Exercise aim:
Each line below must be reproduced exactly, though the pictures are to be dropped.

Dataset rows for apps and sites:
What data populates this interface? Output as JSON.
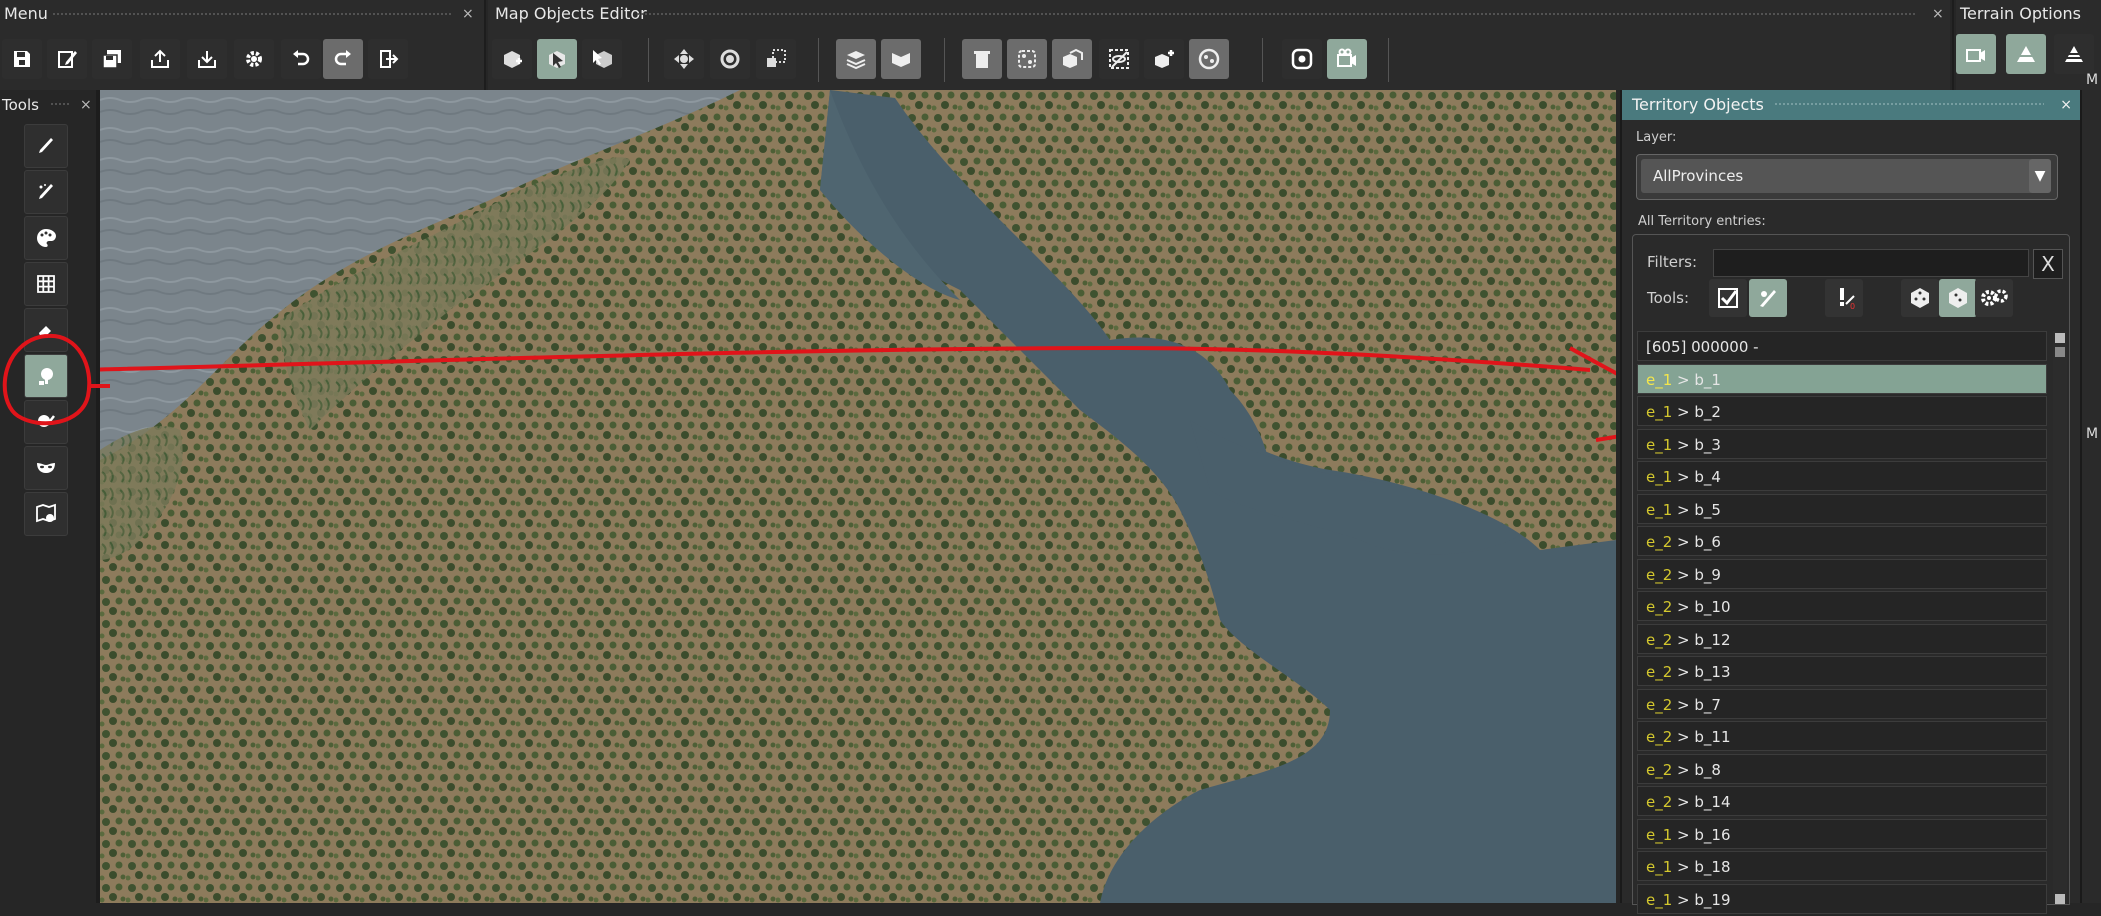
{
  "menu": {
    "title": "Menu",
    "close": "×"
  },
  "editor": {
    "title": "Map Objects Editor",
    "close": "×"
  },
  "terrain": {
    "title": "Terrain Options"
  },
  "tools": {
    "title": "Tools",
    "close": "×"
  },
  "territory": {
    "title": "Territory Objects",
    "close": "×",
    "layer_label": "Layer:",
    "layer_value": "AllProvinces",
    "entries_label": "All Territory entries:",
    "filters_label": "Filters:",
    "filter_value": "",
    "filter_clear": "X",
    "tools_label": "Tools:",
    "rows": [
      {
        "plain": "[605] 000000 -"
      },
      {
        "e": "e_1",
        "rest": " > b_1"
      },
      {
        "e": "e_1",
        "rest": " > b_2"
      },
      {
        "e": "e_1",
        "rest": " > b_3"
      },
      {
        "e": "e_1",
        "rest": " > b_4"
      },
      {
        "e": "e_1",
        "rest": " > b_5"
      },
      {
        "e": "e_2",
        "rest": " > b_6"
      },
      {
        "e": "e_2",
        "rest": " > b_9"
      },
      {
        "e": "e_2",
        "rest": " > b_10"
      },
      {
        "e": "e_2",
        "rest": " > b_12"
      },
      {
        "e": "e_2",
        "rest": " > b_13"
      },
      {
        "e": "e_2",
        "rest": " > b_7"
      },
      {
        "e": "e_2",
        "rest": " > b_11"
      },
      {
        "e": "e_2",
        "rest": " > b_8"
      },
      {
        "e": "e_2",
        "rest": " > b_14"
      },
      {
        "e": "e_1",
        "rest": " > b_16"
      },
      {
        "e": "e_1",
        "rest": " > b_18"
      },
      {
        "e": "e_1",
        "rest": " > b_19"
      }
    ]
  },
  "far_right": {
    "letter_top": "M",
    "letter_mid": "M"
  },
  "colors": {
    "accent": "#8fa89b",
    "header": "#4a7a7e",
    "entry_prefix": "#d4c82e",
    "annotation": "#e0141a"
  }
}
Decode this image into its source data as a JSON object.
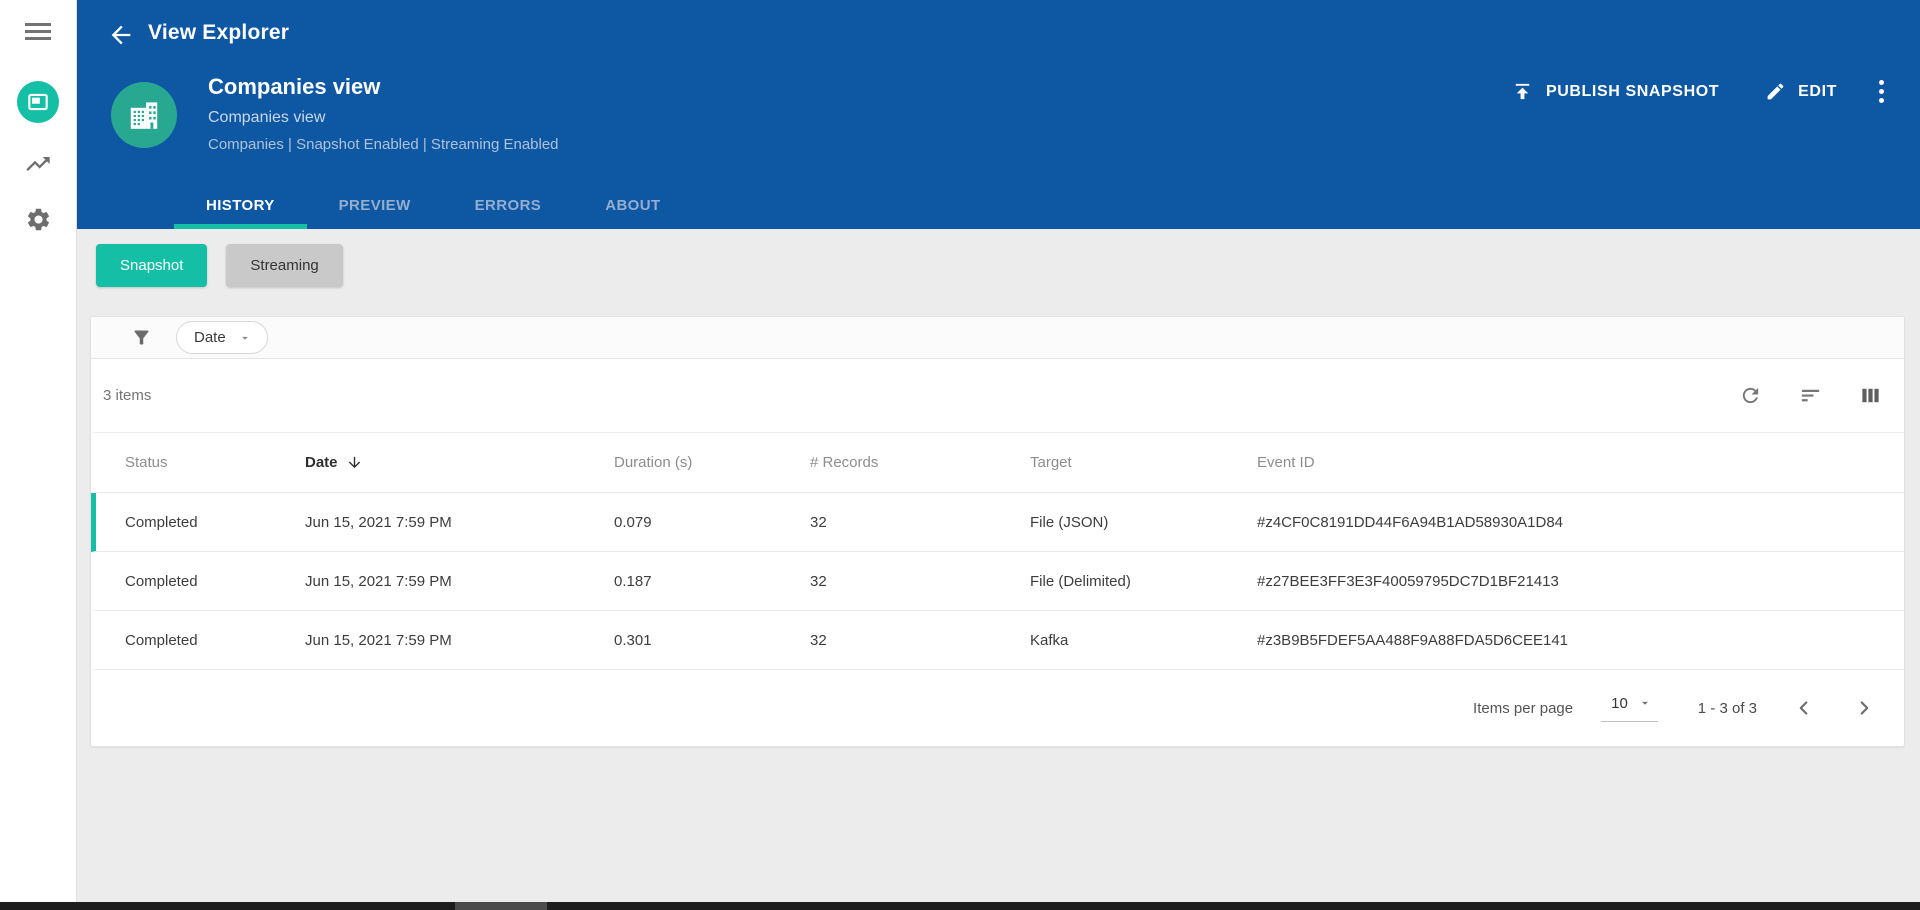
{
  "colors": {
    "blue": "#0d57a3",
    "teal": "#14bfa6",
    "avatar_teal": "#28a791",
    "content_bg": "#ececec"
  },
  "icons": {
    "sidebar": [
      "menu-icon",
      "views-icon",
      "trending-up-icon",
      "settings-gear-icon"
    ],
    "header": [
      "back-arrow-icon",
      "building-icon",
      "upload-icon",
      "edit-pencil-icon",
      "kebab-menu-icon"
    ],
    "toolbar": [
      "filter-funnel-icon",
      "chevron-down-icon",
      "refresh-icon",
      "sort-lines-icon",
      "columns-icon"
    ],
    "table": [
      "arrow-down-icon"
    ],
    "pagination": [
      "chevron-down-icon",
      "chevron-left-icon",
      "chevron-right-icon"
    ]
  },
  "header": {
    "app_title": "View Explorer",
    "view_title": "Companies view",
    "view_subtitle": "Companies view",
    "view_meta": "Companies | Snapshot Enabled | Streaming Enabled",
    "actions": {
      "publish_label": "PUBLISH SNAPSHOT",
      "edit_label": "EDIT"
    },
    "tabs": [
      {
        "label": "HISTORY",
        "active": true
      },
      {
        "label": "PREVIEW",
        "active": false
      },
      {
        "label": "ERRORS",
        "active": false
      },
      {
        "label": "ABOUT",
        "active": false
      }
    ]
  },
  "toggles": [
    {
      "label": "Snapshot",
      "active": true
    },
    {
      "label": "Streaming",
      "active": false
    }
  ],
  "filter": {
    "chip_label": "Date"
  },
  "table": {
    "summary": "3 items",
    "columns": [
      {
        "label": "Status",
        "sorted": false
      },
      {
        "label": "Date",
        "sorted": true,
        "direction": "desc"
      },
      {
        "label": "Duration (s)",
        "sorted": false
      },
      {
        "label": "# Records",
        "sorted": false
      },
      {
        "label": "Target",
        "sorted": false
      },
      {
        "label": "Event ID",
        "sorted": false
      }
    ],
    "rows": [
      {
        "status": "Completed",
        "date": "Jun 15, 2021 7:59 PM",
        "duration": "0.079",
        "records": "32",
        "target": "File (JSON)",
        "event_id": "#z4CF0C8191DD44F6A94B1AD58930A1D84",
        "highlighted": true
      },
      {
        "status": "Completed",
        "date": "Jun 15, 2021 7:59 PM",
        "duration": "0.187",
        "records": "32",
        "target": "File (Delimited)",
        "event_id": "#z27BEE3FF3E3F40059795DC7D1BF21413",
        "highlighted": false
      },
      {
        "status": "Completed",
        "date": "Jun 15, 2021 7:59 PM",
        "duration": "0.301",
        "records": "32",
        "target": "Kafka",
        "event_id": "#z3B9B5FDEF5AA488F9A88FDA5D6CEE141",
        "highlighted": false
      }
    ]
  },
  "pagination": {
    "items_per_page_label": "Items per page",
    "items_per_page_value": "10",
    "range": "1 - 3 of 3"
  }
}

Answer for the task:
What data populates this interface? Output as JSON.
{
  "menu": {
    "title": "Menu",
    "close": "×"
  },
  "editor": {
    "title": "Map Objects Editor",
    "close": "×"
  },
  "terrain": {
    "title": "Terrain Options"
  },
  "tools": {
    "title": "Tools",
    "close": "×"
  },
  "territory": {
    "title": "Territory Objects",
    "close": "×",
    "layer_label": "Layer:",
    "layer_value": "AllProvinces",
    "entries_label": "All Territory entries:",
    "filters_label": "Filters:",
    "filter_value": "",
    "filter_clear": "X",
    "tools_label": "Tools:",
    "rows": [
      {
        "plain": "[605] 000000 -"
      },
      {
        "e": "e_1",
        "rest": " > b_1"
      },
      {
        "e": "e_1",
        "rest": " > b_2"
      },
      {
        "e": "e_1",
        "rest": " > b_3"
      },
      {
        "e": "e_1",
        "rest": " > b_4"
      },
      {
        "e": "e_1",
        "rest": " > b_5"
      },
      {
        "e": "e_2",
        "rest": " > b_6"
      },
      {
        "e": "e_2",
        "rest": " > b_9"
      },
      {
        "e": "e_2",
        "rest": " > b_10"
      },
      {
        "e": "e_2",
        "rest": " > b_12"
      },
      {
        "e": "e_2",
        "rest": " > b_13"
      },
      {
        "e": "e_2",
        "rest": " > b_7"
      },
      {
        "e": "e_2",
        "rest": " > b_11"
      },
      {
        "e": "e_2",
        "rest": " > b_8"
      },
      {
        "e": "e_2",
        "rest": " > b_14"
      },
      {
        "e": "e_1",
        "rest": " > b_16"
      },
      {
        "e": "e_1",
        "rest": " > b_18"
      },
      {
        "e": "e_1",
        "rest": " > b_19"
      }
    ]
  },
  "far_right": {
    "letter_top": "M",
    "letter_mid": "M"
  },
  "colors": {
    "accent": "#8fa89b",
    "header": "#4a7a7e",
    "entry_prefix": "#d4c82e",
    "annotation": "#e0141a"
  }
}
Decode this image into its source data as a JSON object.
{
  "colors": {
    "blue": "#0d57a3",
    "teal": "#14bfa6",
    "avatar_teal": "#28a791",
    "content_bg": "#ececec"
  },
  "icons": {
    "sidebar": [
      "menu-icon",
      "views-icon",
      "trending-up-icon",
      "settings-gear-icon"
    ],
    "header": [
      "back-arrow-icon",
      "building-icon",
      "upload-icon",
      "edit-pencil-icon",
      "kebab-menu-icon"
    ],
    "toolbar": [
      "filter-funnel-icon",
      "chevron-down-icon",
      "refresh-icon",
      "sort-lines-icon",
      "columns-icon"
    ],
    "table": [
      "arrow-down-icon"
    ],
    "pagination": [
      "chevron-down-icon",
      "chevron-left-icon",
      "chevron-right-icon"
    ]
  },
  "header": {
    "app_title": "View Explorer",
    "view_title": "Companies view",
    "view_subtitle": "Companies view",
    "view_meta": "Companies | Snapshot Enabled | Streaming Enabled",
    "actions": {
      "publish_label": "PUBLISH SNAPSHOT",
      "edit_label": "EDIT"
    },
    "tabs": [
      {
        "label": "HISTORY",
        "active": true
      },
      {
        "label": "PREVIEW",
        "active": false
      },
      {
        "label": "ERRORS",
        "active": false
      },
      {
        "label": "ABOUT",
        "active": false
      }
    ]
  },
  "toggles": [
    {
      "label": "Snapshot",
      "active": true
    },
    {
      "label": "Streaming",
      "active": false
    }
  ],
  "filter": {
    "chip_label": "Date"
  },
  "table": {
    "summary": "3 items",
    "columns": [
      {
        "label": "Status",
        "sorted": false
      },
      {
        "label": "Date",
        "sorted": true,
        "direction": "desc"
      },
      {
        "label": "Duration (s)",
        "sorted": false
      },
      {
        "label": "# Records",
        "sorted": false
      },
      {
        "label": "Target",
        "sorted": false
      },
      {
        "label": "Event ID",
        "sorted": false
      }
    ],
    "rows": [
      {
        "status": "Completed",
        "date": "Jun 15, 2021 7:59 PM",
        "duration": "0.079",
        "records": "32",
        "target": "File (JSON)",
        "event_id": "#z4CF0C8191DD44F6A94B1AD58930A1D84",
        "highlighted": true
      },
      {
        "status": "Completed",
        "date": "Jun 15, 2021 7:59 PM",
        "duration": "0.187",
        "records": "32",
        "target": "File (Delimited)",
        "event_id": "#z27BEE3FF3E3F40059795DC7D1BF21413",
        "highlighted": false
      },
      {
        "status": "Completed",
        "date": "Jun 15, 2021 7:59 PM",
        "duration": "0.301",
        "records": "32",
        "target": "Kafka",
        "event_id": "#z3B9B5FDEF5AA488F9A88FDA5D6CEE141",
        "highlighted": false
      }
    ]
  },
  "pagination": {
    "items_per_page_label": "Items per page",
    "items_per_page_value": "10",
    "range": "1 - 3 of 3"
  }
}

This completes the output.